◆ What you will do ◆
Go through the entries below. Copy out every line that contains "structure".

(Web page and app entries)

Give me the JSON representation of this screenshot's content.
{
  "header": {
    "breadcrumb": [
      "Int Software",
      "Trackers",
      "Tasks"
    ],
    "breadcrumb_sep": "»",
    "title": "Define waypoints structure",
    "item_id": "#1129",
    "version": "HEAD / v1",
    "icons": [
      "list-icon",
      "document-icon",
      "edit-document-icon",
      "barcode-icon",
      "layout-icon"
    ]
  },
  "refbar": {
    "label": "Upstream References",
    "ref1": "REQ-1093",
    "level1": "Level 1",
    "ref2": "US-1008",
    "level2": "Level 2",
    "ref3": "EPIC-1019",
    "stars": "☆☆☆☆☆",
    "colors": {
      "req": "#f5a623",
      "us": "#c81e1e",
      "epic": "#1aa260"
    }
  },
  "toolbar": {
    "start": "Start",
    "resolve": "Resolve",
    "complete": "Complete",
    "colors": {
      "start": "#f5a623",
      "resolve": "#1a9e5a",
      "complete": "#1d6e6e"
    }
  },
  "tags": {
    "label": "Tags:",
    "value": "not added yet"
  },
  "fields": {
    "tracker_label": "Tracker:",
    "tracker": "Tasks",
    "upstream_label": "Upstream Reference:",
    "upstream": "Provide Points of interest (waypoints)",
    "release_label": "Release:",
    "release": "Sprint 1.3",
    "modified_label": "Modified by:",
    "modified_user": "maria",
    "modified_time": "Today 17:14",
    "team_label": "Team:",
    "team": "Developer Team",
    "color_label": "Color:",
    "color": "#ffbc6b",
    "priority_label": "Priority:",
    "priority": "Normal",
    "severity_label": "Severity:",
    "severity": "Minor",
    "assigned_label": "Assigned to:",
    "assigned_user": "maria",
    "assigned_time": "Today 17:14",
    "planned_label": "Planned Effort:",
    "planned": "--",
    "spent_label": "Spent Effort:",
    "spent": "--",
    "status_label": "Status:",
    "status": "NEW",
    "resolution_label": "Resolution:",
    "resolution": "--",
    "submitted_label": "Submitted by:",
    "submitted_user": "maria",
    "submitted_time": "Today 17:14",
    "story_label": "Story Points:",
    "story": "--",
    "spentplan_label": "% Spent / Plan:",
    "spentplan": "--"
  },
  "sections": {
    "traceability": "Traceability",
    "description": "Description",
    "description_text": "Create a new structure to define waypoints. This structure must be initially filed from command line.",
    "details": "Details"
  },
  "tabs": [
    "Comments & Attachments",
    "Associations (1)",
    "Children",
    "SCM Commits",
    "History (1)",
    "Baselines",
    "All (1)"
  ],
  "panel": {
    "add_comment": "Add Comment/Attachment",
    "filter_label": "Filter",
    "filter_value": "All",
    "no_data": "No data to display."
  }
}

◆ Your response ◆
    "title": "Define waypoints structure",
    "description_text": "Create a new structure to define waypoints. This structure must be initially filed from command line.",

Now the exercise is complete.